–Charity People places temps within the non-profit and NGO sector, with clients such as UNICEF and the British Heart Foundation.
-For those interested in higher education or research, Prospect-Us has a good reputation. (For example, the LSE sometimes uses temps from this agency).
Best for internships
I promise this is not a shameless plug for my own employer, but I hear that theLSE’s Career website is often the best place to find internships (and also jobs). Many excellent employers come to LSE Careers in order to advertise their available positions. By going directly to the LSE, employers know that candidates will likely be 1. high quality and 2. interested and educated in the relevant required subject-area. This service is available to current students and also alumni, and it is worth registering your details with them. (For non-LSE students–of course, this applies to your own Careers Office–your university has a vested interest in getting their students into good positions, and will usually be very helpful and informed where your particular interests and skills are concerned.)

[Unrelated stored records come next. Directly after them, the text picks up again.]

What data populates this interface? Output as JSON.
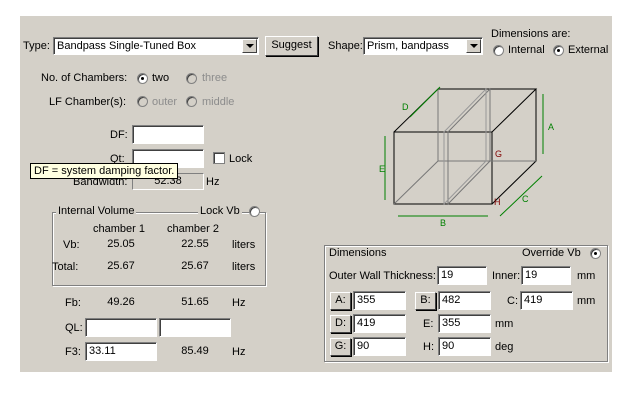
{
  "top": {
    "type_label": "Type:",
    "type_value": "Bandpass Single-Tuned Box",
    "suggest_label": "Suggest",
    "shape_label": "Shape:",
    "shape_value": "Prism, bandpass",
    "dims_are_label": "Dimensions are:",
    "dims_internal": "Internal",
    "dims_external": "External",
    "dims_selected": "External"
  },
  "chambers": {
    "no_label": "No. of Chambers:",
    "opt_two": "two",
    "opt_three": "three",
    "lf_label": "LF Chamber(s):",
    "opt_outer": "outer",
    "opt_middle": "middle"
  },
  "params": {
    "df_label": "DF:",
    "df_value": "",
    "qt_label": "Qt:",
    "qt_value": "",
    "lock_label": "Lock",
    "bandwidth_label": "Bandwidth:",
    "bandwidth_value": "52.38",
    "bandwidth_unit": "Hz",
    "tooltip": "DF = system damping factor."
  },
  "volume": {
    "title": "Internal Volume",
    "lock_label": "Lock Vb",
    "col1": "chamber 1",
    "col2": "chamber 2",
    "vb_label": "Vb:",
    "vb1": "25.05",
    "vb2": "22.55",
    "vb_unit": "liters",
    "total_label": "Total:",
    "total1": "25.67",
    "total2": "25.67",
    "total_unit": "liters"
  },
  "tuning": {
    "fb_label": "Fb:",
    "fb1": "49.26",
    "fb2": "51.65",
    "fb_unit": "Hz",
    "ql_label": "QL:",
    "ql1": "",
    "ql2": "",
    "f3_label": "F3:",
    "f3_1": "33.11",
    "f3_2": "85.49",
    "f3_unit": "Hz"
  },
  "diagram": {
    "labels": {
      "A": "A",
      "B": "B",
      "C": "C",
      "D": "D",
      "E": "E",
      "G": "G",
      "H": "H"
    },
    "colors": {
      "lines": "#000000",
      "dims": "#008000",
      "angle": "#800000"
    }
  },
  "dimensions": {
    "title": "Dimensions",
    "override_label": "Override Vb",
    "outer_label": "Outer Wall Thickness:",
    "outer_value": "19",
    "inner_label": "Inner:",
    "inner_value": "19",
    "mm1": "mm",
    "a_label": "A:",
    "a_value": "355",
    "b_label": "B:",
    "b_value": "482",
    "c_label": "C:",
    "c_value": "419",
    "mm2": "mm",
    "d_label": "D:",
    "d_value": "419",
    "e_label": "E:",
    "e_value": "355",
    "mm3": "mm",
    "g_label": "G:",
    "g_value": "90",
    "h_label": "H:",
    "h_value": "90",
    "deg": "deg"
  }
}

With regards to internships, I would also just say that many of my students have landed them by going directly to an employer they are interested in–either by looking at their websites (most will have a job/ internship section) or, in the case of smaller organizations, contacting them ‘cold’ with your CV and expression of interest. Particularly where unpaid internships are concerned, sometimes organizations/ MPs/ charities etcetera don’t advertise posts but may create one if you go to them with enthusiasm and a clear time-commitment and interest.
Finally, a note to those who are still studying and who will be finishing in say the next 6-9 months: I want to emphasize that many of you will not yet be thinking about your next career move, and I think that is completely fine. I did my MSc at the LSE in 2001, and didn’t know until summer 2002 what I wanted to do next. There is a lot to be said for enjoying your time studying, following your interests, and just ‘being a student’. As such, this post for those who are already actively looking for jobs, but also highlights websites that you can sign up to receive job alerts from throughout the year–not necessarily so that you can actively apply for them, but because I think it’s useful to know what jobs are ‘out there’ before you finish your degree.
Happy hunting! And please do feel free to share below any others I have missed off–and perhaps any others that are good for jobs outside of the UK.